Islam in Syria total population: Sunnis make up 74% of the total, mostly of Arab, Kurdish and Turkoman ethnicities. Shia’s make up the remaining 13%: Alawites are the predominant Shia group, followed by Twelvers and Ismailis. Sunnis are mainly of the Shafi’i madhhab with pockets of Hanafi and Hanbali. Several large Sufi orders are active in the country, including the Naqshbandi tariqa, and Qadiriyya. Although not traditionally considered as Muslims, the Druze make up 3% of the total population.
You’ve got to notice those percentages, Sunnis 74%, Shias 13%. Those are sadly, difficult odds for the Assad administration. It probably also indicates how the governing has been in Syria.
Kurds are largely Sunnis as well I think we know but that hardly means they are fighting on the side of ISIS.
1982 saw a town shelled:
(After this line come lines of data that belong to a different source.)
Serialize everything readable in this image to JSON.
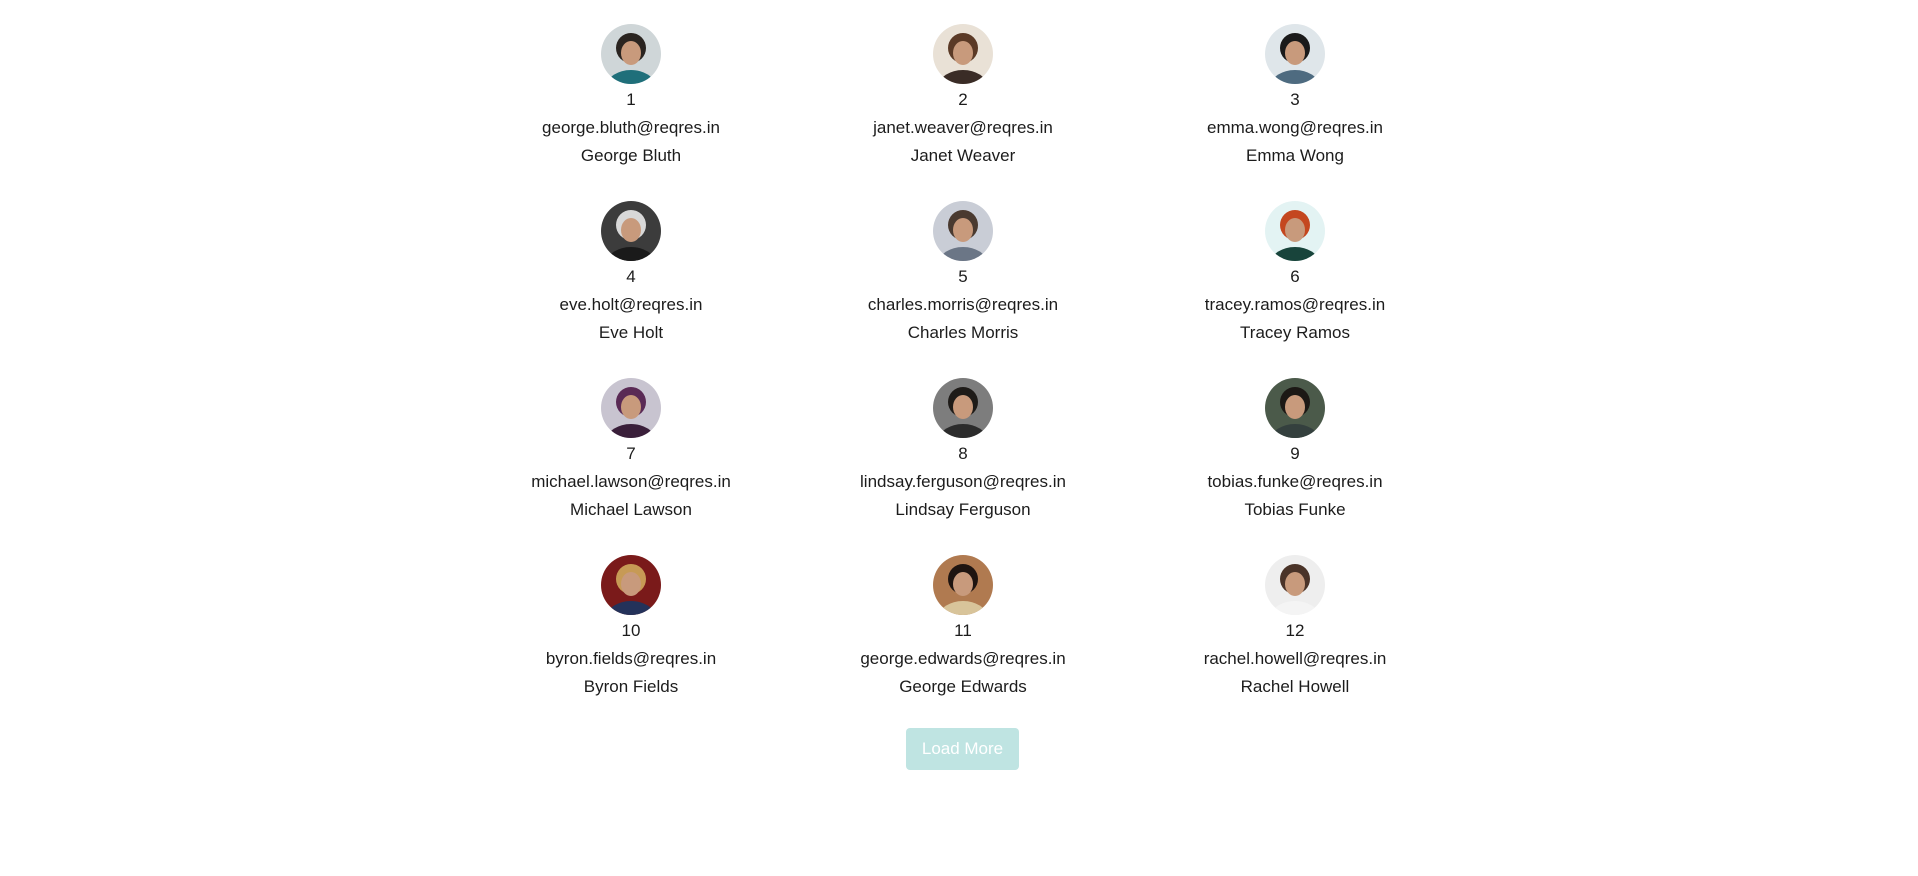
{
  "users": [
    {
      "id": "1",
      "email": "george.bluth@reqres.in",
      "name": "George Bluth",
      "avatar_bg": "#cfd6d8",
      "avatar_fg": "#2a2420",
      "avatar_shirt": "#1f6f7a"
    },
    {
      "id": "2",
      "email": "janet.weaver@reqres.in",
      "name": "Janet Weaver",
      "avatar_bg": "#e9e1d6",
      "avatar_fg": "#5b3a26",
      "avatar_shirt": "#3a2c26"
    },
    {
      "id": "3",
      "email": "emma.wong@reqres.in",
      "name": "Emma Wong",
      "avatar_bg": "#dfe6ea",
      "avatar_fg": "#1a1a1a",
      "avatar_shirt": "#4e6b80"
    },
    {
      "id": "4",
      "email": "eve.holt@reqres.in",
      "name": "Eve Holt",
      "avatar_bg": "#3c3c3c",
      "avatar_fg": "#d8d8d8",
      "avatar_shirt": "#1a1a1a"
    },
    {
      "id": "5",
      "email": "charles.morris@reqres.in",
      "name": "Charles Morris",
      "avatar_bg": "#c9cdd6",
      "avatar_fg": "#4a3a30",
      "avatar_shirt": "#6b7686"
    },
    {
      "id": "6",
      "email": "tracey.ramos@reqres.in",
      "name": "Tracey Ramos",
      "avatar_bg": "#e3f3f3",
      "avatar_fg": "#c4471f",
      "avatar_shirt": "#18443b"
    },
    {
      "id": "7",
      "email": "michael.lawson@reqres.in",
      "name": "Michael Lawson",
      "avatar_bg": "#c8c4d0",
      "avatar_fg": "#5a2a55",
      "avatar_shirt": "#3a1f3a"
    },
    {
      "id": "8",
      "email": "lindsay.ferguson@reqres.in",
      "name": "Lindsay Ferguson",
      "avatar_bg": "#7d7d7d",
      "avatar_fg": "#1e1b18",
      "avatar_shirt": "#2c2c2c"
    },
    {
      "id": "9",
      "email": "tobias.funke@reqres.in",
      "name": "Tobias Funke",
      "avatar_bg": "#4b5a4a",
      "avatar_fg": "#1c1815",
      "avatar_shirt": "#34403e"
    },
    {
      "id": "10",
      "email": "byron.fields@reqres.in",
      "name": "Byron Fields",
      "avatar_bg": "#7a1a1a",
      "avatar_fg": "#c79a55",
      "avatar_shirt": "#24325a"
    },
    {
      "id": "11",
      "email": "george.edwards@reqres.in",
      "name": "George Edwards",
      "avatar_bg": "#b07a50",
      "avatar_fg": "#1e1410",
      "avatar_shirt": "#d8c49a"
    },
    {
      "id": "12",
      "email": "rachel.howell@reqres.in",
      "name": "Rachel Howell",
      "avatar_bg": "#eeeeee",
      "avatar_fg": "#4a3328",
      "avatar_shirt": "#f4f4f4"
    }
  ],
  "load_more_label": "Load More",
  "colors": {
    "load_more_bg": "#bfe4e2",
    "load_more_text": "#ffffff",
    "text": "#1c1c1c"
  }
}
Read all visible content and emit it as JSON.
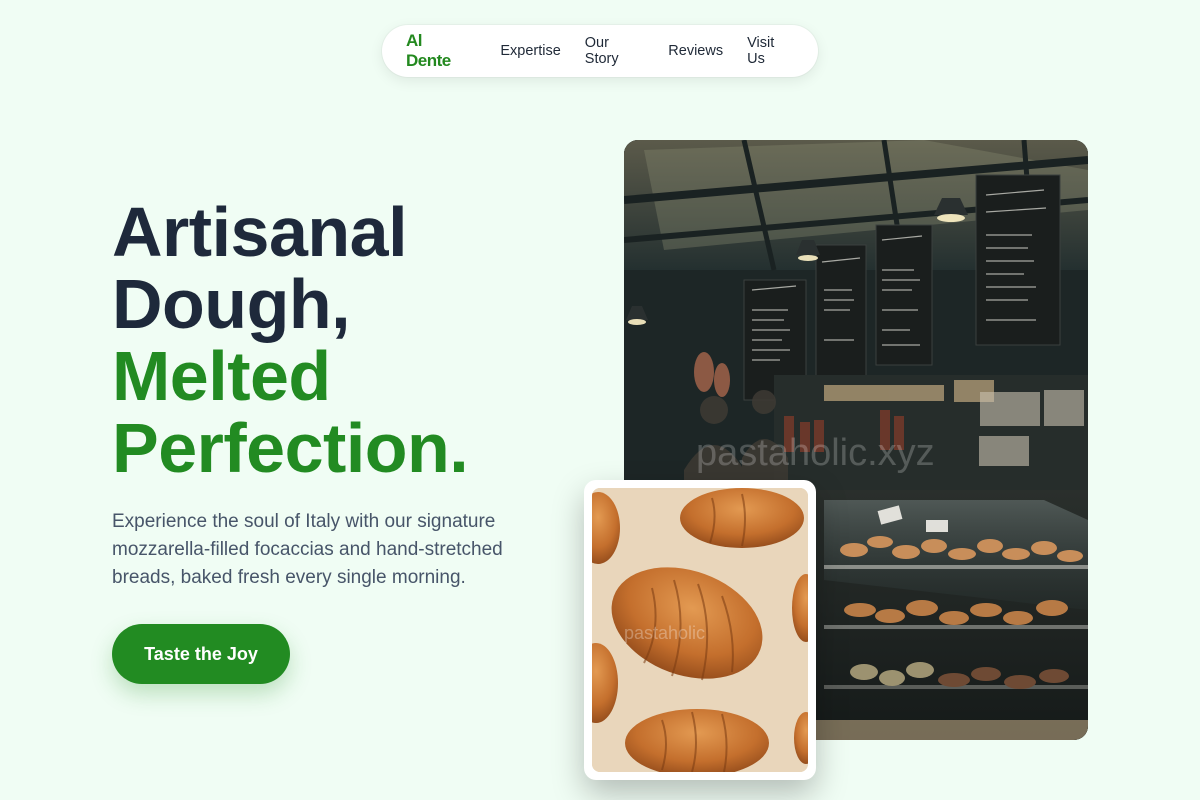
{
  "nav": {
    "brand": "Al Dente",
    "links": [
      "Expertise",
      "Our Story",
      "Reviews",
      "Visit Us"
    ]
  },
  "hero": {
    "title_line1": "Artisanal",
    "title_line2": "Dough,",
    "title_line3": "Melted",
    "title_line4": "Perfection.",
    "subtitle": "Experience the soul of Italy with our signature mozzarella-filled focaccias and hand-stretched breads, baked fresh every single morning.",
    "cta_label": "Taste the Joy"
  },
  "images": {
    "shop_watermark": "pastaholic.xyz",
    "croissant_watermark": "pastaholic"
  },
  "colors": {
    "background": "#f0fdf4",
    "brand_green": "#228b22",
    "heading_dark": "#1e293b",
    "body_text": "#475569"
  }
}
The Hama massacre (Arabic: مجزرة حماة) occurred in February 1982, when the Syrian Arab Army and the Defense Companies, under the orders of the country’s then-president, Hafez al-Assad, besieged the town of Hama for 27 days in order to quell an uprising by the Muslim Brotherhood against al-Assad’s government. The massacre, carried out by the Syrian Army under commanding General Rifaat al-Assad, effectively ended the campaign begun in 1976 by Sunni Muslim groups, including the Muslim Brotherhood, against the government.
And as indicated, Muslim Brotherhood was involved in the uprising.
It is little wonder, that those who were done wrong in the past might dish out severe reprisals. I only say that because some people see this blame game in simple terms.
If we believe in Democracy, it is very unfortunate the Shias are evidently a minority.
Also, I wouldn’t be surprised if Assad had gotten some arms from Iraq in the past.
Syria is really where ISIS became more powerful though I am sure many foreign combatants are there.